Keene hockey team skates away from Merrimack in title game
The holiday tournament format resembled a preseason hockey jamboree, with teams playing two games a day, running time, a single intermission and 9 a.m. faceoffs.
But make no mistake, the Keene High hockey team was all business when the puck dropped this week at Keene ICE. After all, they did keep score. And when the Blackbirds finished counting their goals Friday afternoon, they added up to a 7-1 rout over Merrimack High in the championship game of the impromptu Keene High School Boys’ Ice Hockey Christmas Tournament.
The Birds allowed themselves a mild celebration in gathering around goalie Taylor Panek, and later posed for a team picture in front of their bench. Plenty more challenges lie ahead — the bulk of the regular season is in front of them and an opportunity to defend their Division II state title beyond that. Yet as January approaches, the Birds are pleased with how they’re playing.
“It was a good week for us. We played everybody consistently, skated well and executed well,” Keene Coach Chris McIntosh said.
Had a tournament MVP been awarded, it wouldn’t have been a difficult choice. Jerred Tattersall scored four goals and added two assists in Friday’s championship game. He scored twice in Keene’s 6-1 win over Nashua South in round-robin play Friday morning, and potted three in two round-robin games Wednesday, giving him nine goals for the tournament.

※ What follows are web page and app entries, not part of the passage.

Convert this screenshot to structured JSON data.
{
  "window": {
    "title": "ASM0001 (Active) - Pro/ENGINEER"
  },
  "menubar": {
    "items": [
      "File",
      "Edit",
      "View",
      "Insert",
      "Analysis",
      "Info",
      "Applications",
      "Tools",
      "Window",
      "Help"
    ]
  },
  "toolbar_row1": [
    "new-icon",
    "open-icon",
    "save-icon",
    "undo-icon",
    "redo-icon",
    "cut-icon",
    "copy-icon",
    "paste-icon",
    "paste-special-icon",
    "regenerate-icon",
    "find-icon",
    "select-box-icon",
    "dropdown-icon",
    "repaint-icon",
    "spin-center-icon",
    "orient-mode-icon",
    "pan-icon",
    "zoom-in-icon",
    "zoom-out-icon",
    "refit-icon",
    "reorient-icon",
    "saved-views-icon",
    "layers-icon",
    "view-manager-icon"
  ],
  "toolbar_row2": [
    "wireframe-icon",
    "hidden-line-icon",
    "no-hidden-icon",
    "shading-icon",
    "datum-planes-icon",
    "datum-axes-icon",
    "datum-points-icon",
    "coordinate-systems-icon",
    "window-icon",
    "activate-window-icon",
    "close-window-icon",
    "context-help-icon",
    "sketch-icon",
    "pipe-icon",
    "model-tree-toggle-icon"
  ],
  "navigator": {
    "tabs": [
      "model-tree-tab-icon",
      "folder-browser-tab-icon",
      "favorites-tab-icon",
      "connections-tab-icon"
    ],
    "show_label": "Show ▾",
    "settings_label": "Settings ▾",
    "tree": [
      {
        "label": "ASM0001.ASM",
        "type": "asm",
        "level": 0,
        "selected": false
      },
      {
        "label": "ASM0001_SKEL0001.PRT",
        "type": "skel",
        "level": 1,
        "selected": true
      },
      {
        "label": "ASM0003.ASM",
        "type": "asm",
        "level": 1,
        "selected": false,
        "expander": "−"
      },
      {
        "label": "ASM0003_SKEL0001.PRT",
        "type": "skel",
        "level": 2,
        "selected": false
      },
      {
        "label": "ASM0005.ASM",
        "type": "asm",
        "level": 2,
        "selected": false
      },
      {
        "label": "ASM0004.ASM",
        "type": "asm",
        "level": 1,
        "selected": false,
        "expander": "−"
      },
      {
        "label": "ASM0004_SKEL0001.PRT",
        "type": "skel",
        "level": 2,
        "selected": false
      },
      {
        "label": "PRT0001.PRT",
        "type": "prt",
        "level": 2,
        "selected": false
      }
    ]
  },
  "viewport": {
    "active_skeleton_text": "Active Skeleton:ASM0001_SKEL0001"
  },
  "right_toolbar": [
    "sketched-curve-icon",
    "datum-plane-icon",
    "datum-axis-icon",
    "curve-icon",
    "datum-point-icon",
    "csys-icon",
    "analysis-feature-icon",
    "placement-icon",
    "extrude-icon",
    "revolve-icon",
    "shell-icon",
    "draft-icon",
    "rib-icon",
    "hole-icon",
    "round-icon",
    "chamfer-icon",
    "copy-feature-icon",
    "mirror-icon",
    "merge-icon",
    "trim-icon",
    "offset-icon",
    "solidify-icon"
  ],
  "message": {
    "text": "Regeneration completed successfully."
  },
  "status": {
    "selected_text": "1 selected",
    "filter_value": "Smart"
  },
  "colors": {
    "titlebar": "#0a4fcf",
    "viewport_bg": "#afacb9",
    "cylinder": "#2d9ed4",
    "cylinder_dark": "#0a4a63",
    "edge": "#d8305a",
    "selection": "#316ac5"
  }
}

The Tomahawks had no answer for Keene’s top line of Tattersall, Joe Walsh and Brian Langevin. They accounted for all seven goals in Friday’s title game — Tattersall did the scoring, Walsh did the dishing (five assists with one goal) and Langevin was the jack-of-all-trades with two goals and three assists. Call them the wash, rinse and dry line.
It wasn’t as easy as it looked, Tattersall insisted, especially with the unique tournament format. “It’s definitely stressful getting prepped, getting in the zone with two games a day. It takes a lot,” he said.
Merrimack got the Birds’ attention Wednesday by playing them to a 2-2 tie in the 9 a.m. tournament opener. McIntosh said the early hour combined with not being on the ice for a few days over the Christmas break left them dragging. “Certainly, it was something they had to adapt to,” he said.
It appeared the championship game would be similar, with the Tomahawks skating stride for stride with the Birds through the first 15 minutes. Shots on goal were 5-5 and Merrimack’s Zach Stimeling scored the first goal 12 1/2 minutes into the game. “We went into this game knowing these guys could play,” Tattersall said.
Yet it was all Birds thereafter, as they consistently drove to the net, snapped off quick passes and eagerly devoured rebounds. “We played hard, we played smart and I thought we played very well,” Tattersall said. He netted the equalizer two minutes after Merrimack’s goal, and Keene took a 3-1 lead into halftime. Tattersall scored less than a minute into the second half and the rout was on.
That’s right, second half, halftime, a single sweep of the Zamboni — not the usual hockey vernacular. The tournament consisted of two 30-minutes halves of running time, a necessity due to the logistics of putting it together at the last minute. Keene was originally scheduled to play in an eight-team Christmas tournament at Conway Arena in Nashua, but it was canceled about a month ago.
Still wanting to skate, the Birds and their booster club managed to squeeze in time at Keene ICE. The available slots for ice time, however, didn’t allow for full games with three 15-minute periods. For instance, on Friday, two morning games were played, followed by a public skate that attracted several hundred people, then the nets were slid back out for the 2:30 p.m. championship.
Merrimack and the two Nashua teams (North and South) happily came over, grateful for a place to play, and the tournament format was devised to fit into the available ice time. McIntosh said they had enough requests to fill out an eight-team field, and next year may do just that.
“Our booster club has already put in a full season of work putting this together. They’re exhausted,” McIntosh said with a smile.
The team, of course, played two hours of hockey Wednesday and Friday, but you left with the feeling they would have been more than happy to play some more.
“Our goal was just to get the kids out there playing hockey and we accomplished that,” McIntosh said. “I thought it went really well.”